== SOURCE MATERIAL

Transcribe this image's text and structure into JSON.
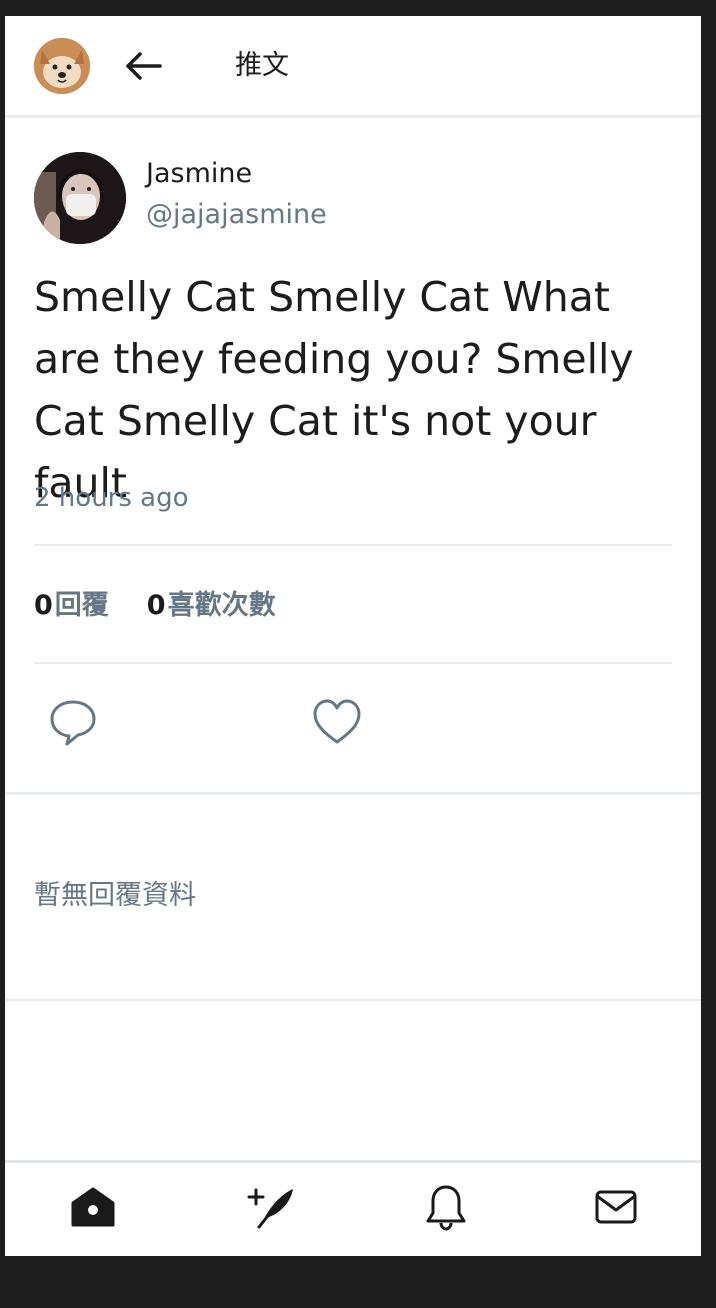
{
  "header": {
    "title": "推文",
    "avatar_icon": "shiba-dog-avatar",
    "back_icon": "arrow-left-icon"
  },
  "tweet": {
    "author_name": "Jasmine",
    "author_handle": "@jajajasmine",
    "text": "Smelly Cat Smelly Cat What are they feeding you? Smelly Cat Smelly Cat it's not your fault",
    "time": "2 hours ago",
    "reply_count": "0",
    "reply_label": "回覆",
    "like_count": "0",
    "like_label": "喜歡次數",
    "actions": [
      "reply-icon",
      "heart-icon"
    ]
  },
  "replies": {
    "empty_message": "暫無回覆資料"
  },
  "bottom_nav": {
    "items": [
      "home-icon",
      "compose-tweet-icon",
      "bell-icon",
      "mail-icon"
    ]
  },
  "colors": {
    "text": "#1c1c1c",
    "secondary": "#657786",
    "divider": "#e8ecef",
    "background": "#ffffff"
  }
}
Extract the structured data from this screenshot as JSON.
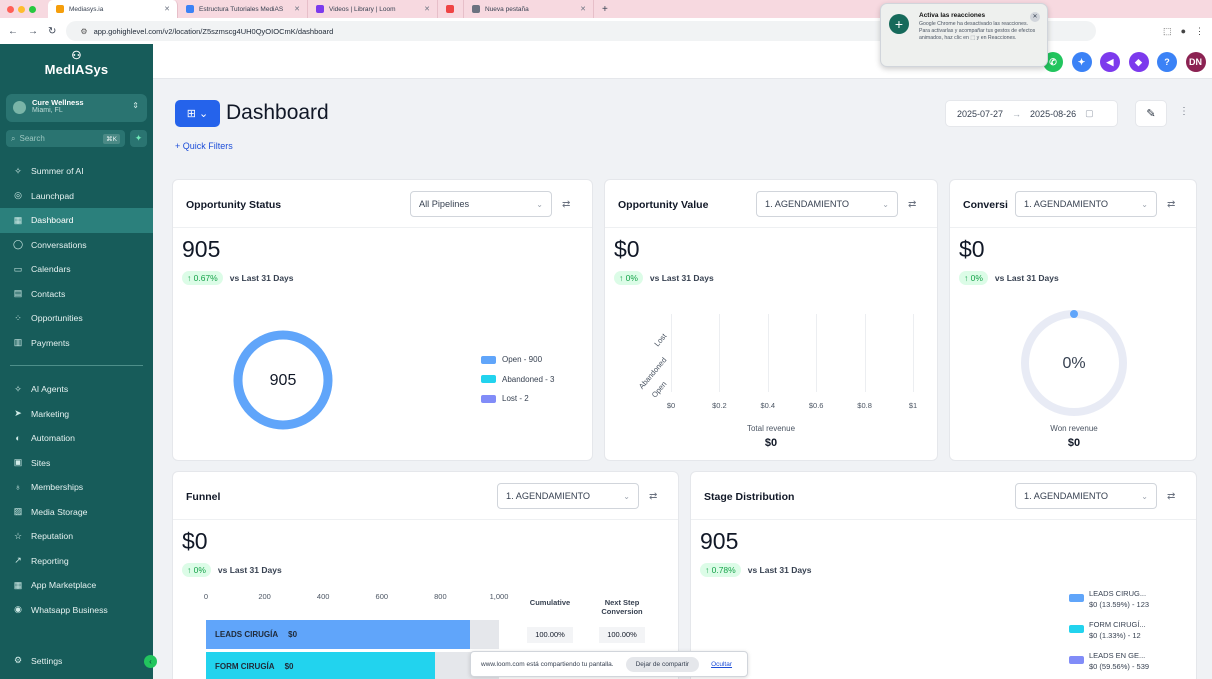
{
  "browser": {
    "tabs": [
      {
        "label": "Mediasys.ia",
        "color": "#f59e0b",
        "active": true
      },
      {
        "label": "Estructura Tutoriales MediAS",
        "color": "#3b82f6",
        "active": false
      },
      {
        "label": "Videos | Library | Loom",
        "color": "#7c3aed",
        "active": false
      },
      {
        "label": "",
        "color": "#ef4444",
        "active": false
      },
      {
        "label": "Nueva pestaña",
        "color": "#6b7280",
        "active": false
      }
    ],
    "url": "app.gohighlevel.com/v2/location/Z5szmscg4UH0QyOIOCmK/dashboard"
  },
  "popup": {
    "title": "Activa las reacciones",
    "body": "Google Chrome ha desactivado las reacciones. Para activarlas y acompañar tus gestos de efectos animados, haz clic en ⬚ y en Reacciones."
  },
  "sidebar": {
    "brand": "MedIASys",
    "location_name": "Cure Wellness",
    "location_city": "Miami, FL",
    "search_placeholder": "Search",
    "search_shortcut": "⌘K",
    "items_top": [
      {
        "label": "Summer of AI",
        "icon": "sparkle-icon",
        "glyph": "✧"
      },
      {
        "label": "Launchpad",
        "icon": "rocket-icon",
        "glyph": "◎"
      },
      {
        "label": "Dashboard",
        "icon": "dashboard-icon",
        "glyph": "▦",
        "active": true
      },
      {
        "label": "Conversations",
        "icon": "chat-icon",
        "glyph": "◯"
      },
      {
        "label": "Calendars",
        "icon": "calendar-icon",
        "glyph": "▭"
      },
      {
        "label": "Contacts",
        "icon": "contacts-icon",
        "glyph": "▤"
      },
      {
        "label": "Opportunities",
        "icon": "opportunities-icon",
        "glyph": "⁘"
      },
      {
        "label": "Payments",
        "icon": "payments-icon",
        "glyph": "▥"
      }
    ],
    "items_bottom": [
      {
        "label": "AI Agents",
        "icon": "ai-agents-icon",
        "glyph": "✧"
      },
      {
        "label": "Marketing",
        "icon": "send-icon",
        "glyph": "➤"
      },
      {
        "label": "Automation",
        "icon": "automation-icon",
        "glyph": "◐"
      },
      {
        "label": "Sites",
        "icon": "sites-icon",
        "glyph": "▣"
      },
      {
        "label": "Memberships",
        "icon": "memberships-icon",
        "glyph": "♁"
      },
      {
        "label": "Media Storage",
        "icon": "media-icon",
        "glyph": "▨"
      },
      {
        "label": "Reputation",
        "icon": "star-icon",
        "glyph": "☆"
      },
      {
        "label": "Reporting",
        "icon": "reporting-icon",
        "glyph": "↗"
      },
      {
        "label": "App Marketplace",
        "icon": "marketplace-icon",
        "glyph": "▦"
      },
      {
        "label": "Whatsapp Business",
        "icon": "whatsapp-icon",
        "glyph": "◉"
      }
    ],
    "settings_label": "Settings"
  },
  "topbar": {
    "icons": [
      {
        "name": "phone-icon",
        "glyph": "✆",
        "color": "#22c55e"
      },
      {
        "name": "magic-icon",
        "glyph": "✦",
        "color": "#3b82f6"
      },
      {
        "name": "megaphone-icon",
        "glyph": "◀",
        "color": "#7c3aed"
      },
      {
        "name": "bell-icon",
        "glyph": "◆",
        "color": "#7c3aed"
      },
      {
        "name": "help-icon",
        "glyph": "?",
        "color": "#3b82f6"
      },
      {
        "name": "user-avatar",
        "glyph": "DN",
        "color": "#8b2252"
      }
    ]
  },
  "header": {
    "title": "Dashboard",
    "quick_filters": "+ Quick Filters",
    "date_start": "2025-07-27",
    "date_end": "2025-08-26"
  },
  "cards": {
    "status": {
      "title": "Opportunity Status",
      "dropdown": "All Pipelines",
      "value": "905",
      "change": "↑ 0.67%",
      "compare": "vs Last 31 Days",
      "donut_center": "905",
      "legend": [
        {
          "label": "Open - 900",
          "color": "#60a5fa"
        },
        {
          "label": "Abandoned - 3",
          "color": "#22d3ee"
        },
        {
          "label": "Lost - 2",
          "color": "#818cf8"
        }
      ]
    },
    "value": {
      "title": "Opportunity Value",
      "dropdown": "1. AGENDAMIENTO",
      "value": "$0",
      "change": "↑ 0%",
      "compare": "vs Last 31 Days",
      "y_labels": [
        "Lost",
        "Abandoned",
        "Open"
      ],
      "x_labels": [
        "$0",
        "$0.2",
        "$0.4",
        "$0.6",
        "$0.8",
        "$1"
      ],
      "total_label": "Total revenue",
      "total_value": "$0"
    },
    "conversion": {
      "title": "Conversi",
      "dropdown": "1. AGENDAMIENTO",
      "value": "$0",
      "change": "↑ 0%",
      "compare": "vs Last 31 Days",
      "gauge_center": "0%",
      "won_label": "Won revenue",
      "won_value": "$0"
    },
    "funnel": {
      "title": "Funnel",
      "dropdown": "1. AGENDAMIENTO",
      "value": "$0",
      "change": "↑ 0%",
      "compare": "vs Last 31 Days",
      "axis": [
        "0",
        "200",
        "400",
        "600",
        "800",
        "1,000"
      ],
      "col_cumulative": "Cumulative",
      "col_next": "Next Step Conversion",
      "rows": [
        {
          "label": "LEADS CIRUGÍA",
          "amount": "$0",
          "count": 900,
          "color": "#60a5fa",
          "cumulative": "100.00%",
          "next": "100.00%"
        },
        {
          "label": "FORM CIRUGÍA",
          "amount": "$0",
          "count": 780,
          "color": "#22d3ee",
          "cumulative": "",
          "next": ""
        }
      ]
    },
    "stage": {
      "title": "Stage Distribution",
      "dropdown": "1. AGENDAMIENTO",
      "value": "905",
      "change": "↑ 0.78%",
      "compare": "vs Last 31 Days",
      "legend": [
        {
          "name": "LEADS CIRUG...",
          "detail": "$0 (13.59%) - 123",
          "color": "#60a5fa"
        },
        {
          "name": "FORM CIRUGÍ...",
          "detail": "$0 (1.33%) - 12",
          "color": "#22d3ee"
        },
        {
          "name": "LEADS EN GE...",
          "detail": "$0 (59.56%) - 539",
          "color": "#818cf8"
        }
      ]
    }
  },
  "loom_bar": {
    "message": "www.loom.com está compartiendo tu pantalla.",
    "stop": "Dejar de compartir",
    "hide": "Ocultar"
  }
}
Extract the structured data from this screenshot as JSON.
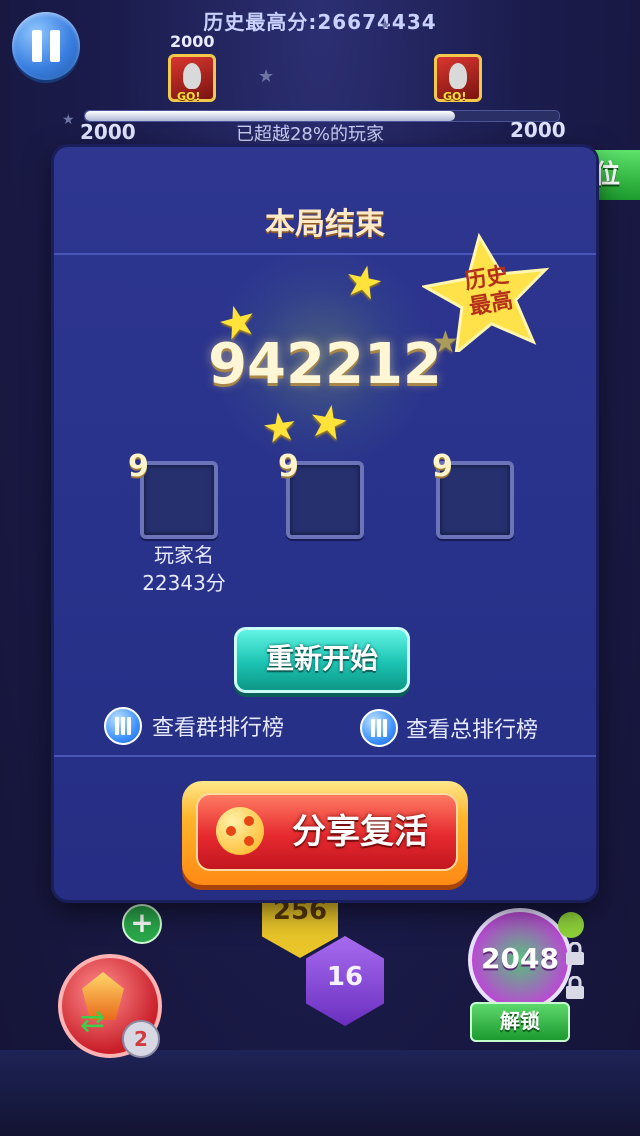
{
  "hud": {
    "best_score_label": "历史最高分:",
    "best_score_value": "26674434",
    "rank_left_score": "2000",
    "rank_left_badge": "GO!",
    "rank_right_badge": "GO!",
    "progress_left": "2000",
    "progress_right": "2000",
    "progress_percent": 78,
    "beyond_text_prefix": "已超越",
    "beyond_percent": "28%",
    "beyond_text_suffix": "的玩家",
    "corner_tab_label": "位"
  },
  "modal": {
    "title": "本局结束",
    "score": "942212",
    "best_badge": [
      "历史",
      "最高"
    ],
    "slots": [
      {
        "num": "9"
      },
      {
        "num": "9"
      },
      {
        "num": "9"
      }
    ],
    "player_name": "玩家名",
    "player_score": "22343分",
    "restart_label": "重新开始",
    "group_rank_label": "查看群排行榜",
    "total_rank_label": "查看总排行榜",
    "share_revive_label": "分享复活"
  },
  "board": {
    "hex_256": "256",
    "hex_16": "16",
    "tile_2048": "2048",
    "unlock_label": "解锁",
    "badge_count": "2",
    "plus": "+"
  },
  "colors": {
    "modal_bg": "#2e3690",
    "restart_teal": "#1cc3b2",
    "share_orange": "#ff8a14",
    "share_red": "#e62a2f",
    "star_yellow": "#ffe23a"
  }
}
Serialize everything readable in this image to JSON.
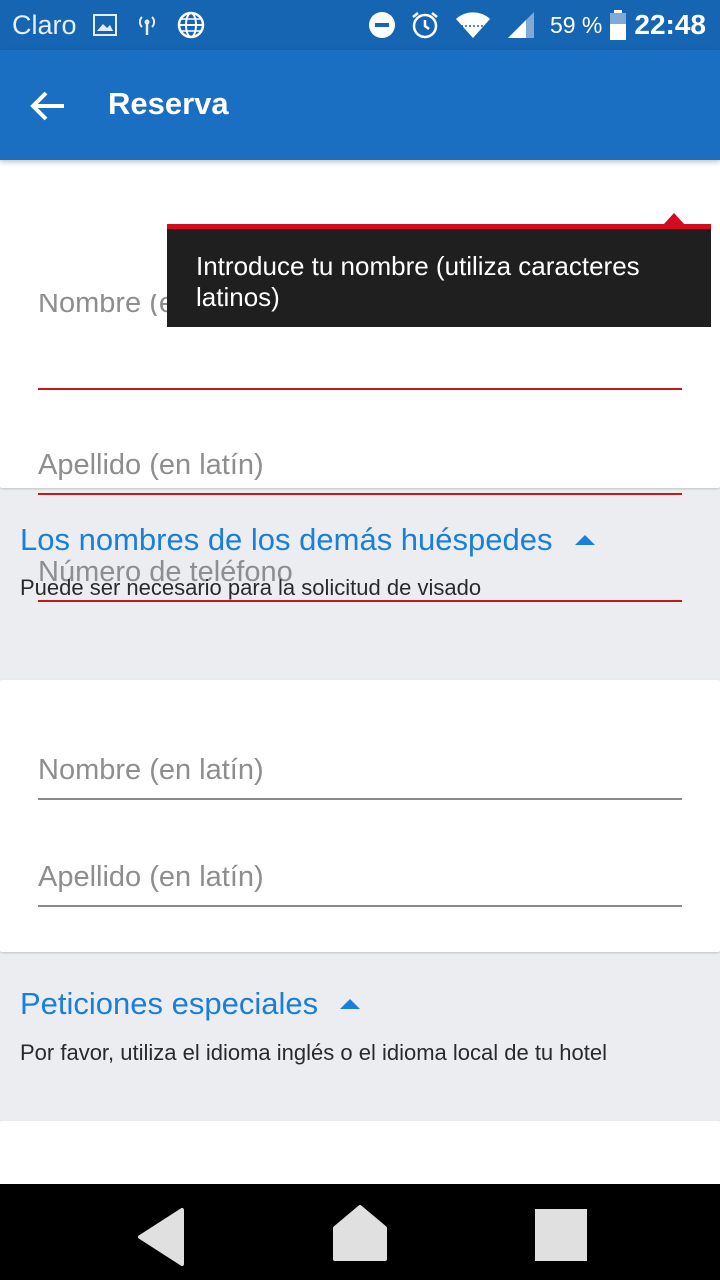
{
  "status_bar": {
    "carrier": "Claro",
    "battery_percent": "59 %",
    "time": "22:48",
    "icons": [
      "image-icon",
      "hotspot-icon",
      "globe-icon",
      "do-not-disturb-icon",
      "alarm-icon",
      "wifi-icon",
      "signal-icon",
      "battery-icon"
    ]
  },
  "app_bar": {
    "title": "Reserva",
    "back_icon": "arrow-left-icon"
  },
  "main_guest": {
    "first_name_placeholder": "Nombre (en latín)",
    "last_name_placeholder": "Apellido (en latín)",
    "phone_placeholder": "Número de teléfono",
    "tooltip": "Introduce tu nombre (utiliza caracteres latinos)",
    "error_color": "#c8161d"
  },
  "other_guests": {
    "title": "Los nombres de los demás huéspedes",
    "subtitle": "Puede ser necesario para la solicitud de visado",
    "first_name_placeholder": "Nombre (en latín)",
    "last_name_placeholder": "Apellido (en latín)"
  },
  "special_requests": {
    "title": "Peticiones especiales",
    "subtitle": "Por favor, utiliza el idioma inglés o el idioma local de tu hotel"
  },
  "colors": {
    "status_bar": "#1565b3",
    "app_bar": "#1a6fc2",
    "accent": "#1a7fd9",
    "background": "#ebedf1"
  },
  "nav_bar": {
    "icons": [
      "back-triangle-icon",
      "home-icon",
      "recents-square-icon"
    ]
  }
}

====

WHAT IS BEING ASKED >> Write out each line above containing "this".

PROBLEM SOLUTION >>
Transcribe this image's text and structure into JSON.
Extract the structured data from this screenshot as JSON.
Extract the structured data from this screenshot as JSON.
Serialize everything readable in this image to JSON.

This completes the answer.